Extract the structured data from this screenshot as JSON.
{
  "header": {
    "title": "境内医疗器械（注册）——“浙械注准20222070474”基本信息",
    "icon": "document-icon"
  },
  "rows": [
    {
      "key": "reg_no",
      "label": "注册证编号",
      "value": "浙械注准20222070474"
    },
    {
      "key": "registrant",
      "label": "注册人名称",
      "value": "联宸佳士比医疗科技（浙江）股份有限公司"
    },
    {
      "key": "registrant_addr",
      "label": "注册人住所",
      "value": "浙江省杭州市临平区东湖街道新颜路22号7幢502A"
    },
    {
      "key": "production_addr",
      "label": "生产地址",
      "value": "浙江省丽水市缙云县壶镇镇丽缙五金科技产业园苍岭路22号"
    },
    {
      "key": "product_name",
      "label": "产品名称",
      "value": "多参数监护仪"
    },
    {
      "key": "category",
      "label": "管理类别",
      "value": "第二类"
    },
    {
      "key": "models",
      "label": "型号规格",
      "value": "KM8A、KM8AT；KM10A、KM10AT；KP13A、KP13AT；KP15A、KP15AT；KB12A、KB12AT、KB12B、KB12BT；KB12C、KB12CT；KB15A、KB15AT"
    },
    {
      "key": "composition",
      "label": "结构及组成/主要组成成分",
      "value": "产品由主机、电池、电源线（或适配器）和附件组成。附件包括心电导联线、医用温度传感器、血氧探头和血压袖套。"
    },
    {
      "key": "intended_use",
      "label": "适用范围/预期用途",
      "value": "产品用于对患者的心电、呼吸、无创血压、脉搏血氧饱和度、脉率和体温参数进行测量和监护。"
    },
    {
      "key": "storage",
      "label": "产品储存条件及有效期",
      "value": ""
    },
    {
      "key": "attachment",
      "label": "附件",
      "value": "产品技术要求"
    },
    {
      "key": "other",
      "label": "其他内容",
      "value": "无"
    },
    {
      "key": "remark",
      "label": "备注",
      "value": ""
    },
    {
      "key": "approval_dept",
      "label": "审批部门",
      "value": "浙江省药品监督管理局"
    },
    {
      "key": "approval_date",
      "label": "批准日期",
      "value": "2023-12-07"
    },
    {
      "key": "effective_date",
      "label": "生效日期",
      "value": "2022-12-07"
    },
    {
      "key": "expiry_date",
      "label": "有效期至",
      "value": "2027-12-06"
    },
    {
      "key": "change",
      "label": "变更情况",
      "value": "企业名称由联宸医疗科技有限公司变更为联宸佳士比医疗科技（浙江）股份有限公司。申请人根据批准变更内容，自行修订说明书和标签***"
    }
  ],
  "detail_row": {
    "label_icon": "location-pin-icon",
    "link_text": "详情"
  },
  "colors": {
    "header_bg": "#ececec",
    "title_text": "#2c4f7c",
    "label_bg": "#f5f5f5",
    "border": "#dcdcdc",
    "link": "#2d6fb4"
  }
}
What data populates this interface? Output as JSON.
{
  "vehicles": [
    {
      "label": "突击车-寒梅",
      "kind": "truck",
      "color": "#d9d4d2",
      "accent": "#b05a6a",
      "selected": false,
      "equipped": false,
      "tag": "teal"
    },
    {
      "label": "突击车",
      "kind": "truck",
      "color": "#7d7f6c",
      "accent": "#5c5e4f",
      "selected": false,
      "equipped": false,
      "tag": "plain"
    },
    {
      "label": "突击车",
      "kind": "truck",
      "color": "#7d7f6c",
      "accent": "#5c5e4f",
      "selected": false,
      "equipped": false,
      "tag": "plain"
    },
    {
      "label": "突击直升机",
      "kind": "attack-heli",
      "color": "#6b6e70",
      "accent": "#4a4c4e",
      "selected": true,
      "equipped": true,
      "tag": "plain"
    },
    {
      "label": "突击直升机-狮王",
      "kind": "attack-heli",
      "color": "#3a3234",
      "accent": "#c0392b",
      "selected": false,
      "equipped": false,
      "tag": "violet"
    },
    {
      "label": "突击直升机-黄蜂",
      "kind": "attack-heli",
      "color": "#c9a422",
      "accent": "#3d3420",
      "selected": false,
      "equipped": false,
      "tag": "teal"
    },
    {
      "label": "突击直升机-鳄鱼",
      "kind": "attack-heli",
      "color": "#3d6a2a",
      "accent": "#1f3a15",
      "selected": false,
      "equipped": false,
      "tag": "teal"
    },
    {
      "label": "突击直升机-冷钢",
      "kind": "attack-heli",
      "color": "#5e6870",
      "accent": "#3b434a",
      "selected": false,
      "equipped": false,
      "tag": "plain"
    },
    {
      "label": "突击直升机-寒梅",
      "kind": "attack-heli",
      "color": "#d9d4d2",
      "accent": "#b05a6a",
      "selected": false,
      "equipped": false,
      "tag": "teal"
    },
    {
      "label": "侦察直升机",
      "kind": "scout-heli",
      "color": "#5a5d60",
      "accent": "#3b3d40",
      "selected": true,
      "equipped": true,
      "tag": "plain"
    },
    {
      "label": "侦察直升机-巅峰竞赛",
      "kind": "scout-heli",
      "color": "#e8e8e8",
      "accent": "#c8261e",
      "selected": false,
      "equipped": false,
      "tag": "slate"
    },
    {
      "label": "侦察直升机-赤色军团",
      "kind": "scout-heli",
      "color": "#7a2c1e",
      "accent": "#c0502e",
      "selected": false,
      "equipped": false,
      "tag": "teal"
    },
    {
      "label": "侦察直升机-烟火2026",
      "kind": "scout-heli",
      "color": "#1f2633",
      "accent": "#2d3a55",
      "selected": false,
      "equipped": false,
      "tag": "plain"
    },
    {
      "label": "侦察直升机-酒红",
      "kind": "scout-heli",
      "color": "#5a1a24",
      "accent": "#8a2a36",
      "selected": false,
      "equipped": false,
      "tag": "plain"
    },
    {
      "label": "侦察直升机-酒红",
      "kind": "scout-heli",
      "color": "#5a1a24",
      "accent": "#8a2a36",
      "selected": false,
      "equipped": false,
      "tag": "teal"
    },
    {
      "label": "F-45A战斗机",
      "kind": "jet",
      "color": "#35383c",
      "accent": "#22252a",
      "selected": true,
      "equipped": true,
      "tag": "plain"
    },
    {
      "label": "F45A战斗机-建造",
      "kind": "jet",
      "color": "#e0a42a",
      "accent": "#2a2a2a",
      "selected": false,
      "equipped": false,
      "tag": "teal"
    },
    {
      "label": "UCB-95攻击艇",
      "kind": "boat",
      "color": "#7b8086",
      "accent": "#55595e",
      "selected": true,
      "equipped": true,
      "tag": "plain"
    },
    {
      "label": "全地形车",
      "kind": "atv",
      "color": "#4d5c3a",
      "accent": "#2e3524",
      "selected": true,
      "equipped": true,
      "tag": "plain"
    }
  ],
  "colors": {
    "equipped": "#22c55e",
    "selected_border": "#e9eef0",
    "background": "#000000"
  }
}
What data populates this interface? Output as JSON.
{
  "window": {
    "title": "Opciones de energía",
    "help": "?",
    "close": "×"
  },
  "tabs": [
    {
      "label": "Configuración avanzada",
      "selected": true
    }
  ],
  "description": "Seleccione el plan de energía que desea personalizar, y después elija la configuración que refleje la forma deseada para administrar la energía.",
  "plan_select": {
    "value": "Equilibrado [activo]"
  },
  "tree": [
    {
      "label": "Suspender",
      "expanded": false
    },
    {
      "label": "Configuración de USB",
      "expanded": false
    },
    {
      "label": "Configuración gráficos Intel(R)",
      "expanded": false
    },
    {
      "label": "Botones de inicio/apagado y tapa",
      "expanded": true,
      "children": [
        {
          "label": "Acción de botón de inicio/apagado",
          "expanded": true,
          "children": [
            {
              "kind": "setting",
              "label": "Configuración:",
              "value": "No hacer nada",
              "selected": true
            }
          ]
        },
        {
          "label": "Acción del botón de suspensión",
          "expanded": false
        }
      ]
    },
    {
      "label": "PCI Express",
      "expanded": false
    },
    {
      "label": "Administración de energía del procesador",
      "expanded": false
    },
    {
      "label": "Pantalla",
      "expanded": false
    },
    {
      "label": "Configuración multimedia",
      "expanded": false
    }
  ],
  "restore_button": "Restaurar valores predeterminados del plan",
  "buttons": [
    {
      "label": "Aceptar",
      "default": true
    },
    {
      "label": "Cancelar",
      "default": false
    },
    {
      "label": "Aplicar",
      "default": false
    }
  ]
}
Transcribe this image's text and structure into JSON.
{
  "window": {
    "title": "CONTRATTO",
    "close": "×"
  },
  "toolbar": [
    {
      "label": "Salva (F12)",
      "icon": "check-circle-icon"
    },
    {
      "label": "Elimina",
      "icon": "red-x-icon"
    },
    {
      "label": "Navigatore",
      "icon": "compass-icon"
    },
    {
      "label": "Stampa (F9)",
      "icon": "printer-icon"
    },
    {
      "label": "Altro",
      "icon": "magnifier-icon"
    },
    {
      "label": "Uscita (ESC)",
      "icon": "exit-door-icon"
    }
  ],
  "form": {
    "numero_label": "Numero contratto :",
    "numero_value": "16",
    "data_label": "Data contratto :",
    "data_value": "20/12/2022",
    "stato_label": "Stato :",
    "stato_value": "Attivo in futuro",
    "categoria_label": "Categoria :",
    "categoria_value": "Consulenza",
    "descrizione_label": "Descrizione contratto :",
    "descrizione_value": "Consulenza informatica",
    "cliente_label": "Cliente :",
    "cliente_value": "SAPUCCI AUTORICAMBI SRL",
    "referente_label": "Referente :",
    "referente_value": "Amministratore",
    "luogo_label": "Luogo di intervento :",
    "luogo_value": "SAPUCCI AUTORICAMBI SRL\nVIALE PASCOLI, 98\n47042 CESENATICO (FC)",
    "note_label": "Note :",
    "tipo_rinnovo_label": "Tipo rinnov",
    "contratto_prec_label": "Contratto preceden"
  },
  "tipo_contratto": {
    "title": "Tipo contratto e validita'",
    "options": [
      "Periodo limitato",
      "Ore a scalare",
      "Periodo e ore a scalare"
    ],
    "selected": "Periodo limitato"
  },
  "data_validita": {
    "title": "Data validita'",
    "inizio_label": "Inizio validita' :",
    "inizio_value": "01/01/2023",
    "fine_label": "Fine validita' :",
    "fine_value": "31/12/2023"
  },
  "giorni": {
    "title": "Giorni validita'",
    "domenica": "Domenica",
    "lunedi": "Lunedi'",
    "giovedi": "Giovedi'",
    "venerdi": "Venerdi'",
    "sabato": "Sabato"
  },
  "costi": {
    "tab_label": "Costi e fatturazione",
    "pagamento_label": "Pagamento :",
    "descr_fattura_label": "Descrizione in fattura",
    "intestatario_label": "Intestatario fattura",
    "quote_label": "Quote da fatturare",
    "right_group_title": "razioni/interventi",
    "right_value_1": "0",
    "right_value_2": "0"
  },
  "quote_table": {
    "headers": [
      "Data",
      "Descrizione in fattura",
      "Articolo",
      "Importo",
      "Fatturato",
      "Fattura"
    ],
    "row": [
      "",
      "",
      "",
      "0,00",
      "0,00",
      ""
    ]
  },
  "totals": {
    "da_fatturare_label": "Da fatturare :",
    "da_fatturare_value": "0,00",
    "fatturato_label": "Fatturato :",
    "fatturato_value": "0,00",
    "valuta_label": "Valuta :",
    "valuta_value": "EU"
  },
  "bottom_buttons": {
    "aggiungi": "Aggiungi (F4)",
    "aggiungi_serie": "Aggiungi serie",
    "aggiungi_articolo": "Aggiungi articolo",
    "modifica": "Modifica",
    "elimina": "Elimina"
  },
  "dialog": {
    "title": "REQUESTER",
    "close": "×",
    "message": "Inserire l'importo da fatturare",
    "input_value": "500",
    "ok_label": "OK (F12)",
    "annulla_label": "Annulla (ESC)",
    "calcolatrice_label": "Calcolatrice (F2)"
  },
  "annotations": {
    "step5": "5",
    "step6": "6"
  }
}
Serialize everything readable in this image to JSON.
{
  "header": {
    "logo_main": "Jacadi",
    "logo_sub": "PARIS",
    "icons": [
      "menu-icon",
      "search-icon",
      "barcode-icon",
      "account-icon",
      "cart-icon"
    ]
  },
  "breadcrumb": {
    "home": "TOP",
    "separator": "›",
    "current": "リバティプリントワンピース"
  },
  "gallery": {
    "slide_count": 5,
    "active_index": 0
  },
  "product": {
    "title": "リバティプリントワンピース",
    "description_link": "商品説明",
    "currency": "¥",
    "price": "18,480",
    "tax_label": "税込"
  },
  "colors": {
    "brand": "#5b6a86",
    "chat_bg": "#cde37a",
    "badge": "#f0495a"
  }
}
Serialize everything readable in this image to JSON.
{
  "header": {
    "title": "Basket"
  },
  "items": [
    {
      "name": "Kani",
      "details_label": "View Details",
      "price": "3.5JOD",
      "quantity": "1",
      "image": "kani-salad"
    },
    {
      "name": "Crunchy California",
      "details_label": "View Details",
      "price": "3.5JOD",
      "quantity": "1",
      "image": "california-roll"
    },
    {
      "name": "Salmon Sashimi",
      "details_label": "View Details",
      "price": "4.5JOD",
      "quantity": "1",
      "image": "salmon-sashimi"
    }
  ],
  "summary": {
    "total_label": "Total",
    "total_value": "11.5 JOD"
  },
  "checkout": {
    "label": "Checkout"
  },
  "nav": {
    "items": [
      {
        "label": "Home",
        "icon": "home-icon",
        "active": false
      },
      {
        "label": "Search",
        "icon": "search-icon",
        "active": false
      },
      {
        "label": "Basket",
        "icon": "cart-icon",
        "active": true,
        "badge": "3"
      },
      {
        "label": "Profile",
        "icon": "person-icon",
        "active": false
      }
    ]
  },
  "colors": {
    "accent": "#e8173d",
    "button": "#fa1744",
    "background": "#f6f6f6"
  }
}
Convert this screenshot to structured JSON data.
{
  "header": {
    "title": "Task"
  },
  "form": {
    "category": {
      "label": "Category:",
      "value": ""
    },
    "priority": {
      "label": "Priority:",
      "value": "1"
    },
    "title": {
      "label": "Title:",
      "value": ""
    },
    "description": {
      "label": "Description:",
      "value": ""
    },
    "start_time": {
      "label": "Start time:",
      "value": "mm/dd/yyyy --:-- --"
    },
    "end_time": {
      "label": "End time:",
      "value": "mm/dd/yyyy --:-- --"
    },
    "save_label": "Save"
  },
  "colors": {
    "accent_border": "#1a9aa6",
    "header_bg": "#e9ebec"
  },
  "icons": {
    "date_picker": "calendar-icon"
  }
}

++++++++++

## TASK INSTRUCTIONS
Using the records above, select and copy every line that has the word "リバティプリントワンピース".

## SOLUTION FOR THIS PROBLEM
    "current": "リバティプリントワンピース"
    "title": "リバティプリントワンピース",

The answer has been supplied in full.